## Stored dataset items
::::::::

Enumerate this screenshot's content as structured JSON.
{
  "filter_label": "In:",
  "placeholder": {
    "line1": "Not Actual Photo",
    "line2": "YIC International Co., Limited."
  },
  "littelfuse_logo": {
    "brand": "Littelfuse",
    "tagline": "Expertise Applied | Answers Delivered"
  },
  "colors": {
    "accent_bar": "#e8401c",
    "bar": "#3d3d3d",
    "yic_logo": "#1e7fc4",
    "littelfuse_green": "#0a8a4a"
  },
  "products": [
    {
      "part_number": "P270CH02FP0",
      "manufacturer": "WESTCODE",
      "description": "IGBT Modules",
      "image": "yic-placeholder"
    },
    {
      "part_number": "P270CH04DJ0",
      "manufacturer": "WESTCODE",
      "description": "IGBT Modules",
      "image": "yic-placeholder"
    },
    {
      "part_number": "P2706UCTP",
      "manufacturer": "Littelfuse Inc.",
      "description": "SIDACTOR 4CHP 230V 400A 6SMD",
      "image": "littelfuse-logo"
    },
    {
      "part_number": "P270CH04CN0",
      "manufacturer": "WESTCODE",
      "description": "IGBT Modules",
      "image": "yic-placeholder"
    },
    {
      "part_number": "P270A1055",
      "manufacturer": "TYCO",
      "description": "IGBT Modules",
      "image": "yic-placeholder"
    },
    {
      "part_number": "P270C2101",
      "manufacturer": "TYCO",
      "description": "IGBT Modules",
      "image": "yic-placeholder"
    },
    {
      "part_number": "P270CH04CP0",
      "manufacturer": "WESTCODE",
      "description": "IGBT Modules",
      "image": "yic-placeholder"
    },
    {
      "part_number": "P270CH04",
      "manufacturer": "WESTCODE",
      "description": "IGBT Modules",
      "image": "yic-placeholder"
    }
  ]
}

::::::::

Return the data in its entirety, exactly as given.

Enumerate this screenshot's content as structured JSON.
{
  "filter_label": "In:",
  "placeholder": {
    "line1": "Not Actual Photo",
    "line2": "YIC International Co., Limited."
  },
  "littelfuse_logo": {
    "brand": "Littelfuse",
    "tagline": "Expertise Applied | Answers Delivered"
  },
  "colors": {
    "accent_bar": "#e8401c",
    "bar": "#3d3d3d",
    "yic_logo": "#1e7fc4",
    "littelfuse_green": "#0a8a4a"
  },
  "products": [
    {
      "part_number": "P270CH02FP0",
      "manufacturer": "WESTCODE",
      "description": "IGBT Modules",
      "image": "yic-placeholder"
    },
    {
      "part_number": "P270CH04DJ0",
      "manufacturer": "WESTCODE",
      "description": "IGBT Modules",
      "image": "yic-placeholder"
    },
    {
      "part_number": "P2706UCTP",
      "manufacturer": "Littelfuse Inc.",
      "description": "SIDACTOR 4CHP 230V 400A 6SMD",
      "image": "littelfuse-logo"
    },
    {
      "part_number": "P270CH04CN0",
      "manufacturer": "WESTCODE",
      "description": "IGBT Modules",
      "image": "yic-placeholder"
    },
    {
      "part_number": "P270A1055",
      "manufacturer": "TYCO",
      "description": "IGBT Modules",
      "image": "yic-placeholder"
    },
    {
      "part_number": "P270C2101",
      "manufacturer": "TYCO",
      "description": "IGBT Modules",
      "image": "yic-placeholder"
    },
    {
      "part_number": "P270CH04CP0",
      "manufacturer": "WESTCODE",
      "description": "IGBT Modules",
      "image": "yic-placeholder"
    },
    {
      "part_number": "P270CH04",
      "manufacturer": "WESTCODE",
      "description": "IGBT Modules",
      "image": "yic-placeholder"
    }
  ]
}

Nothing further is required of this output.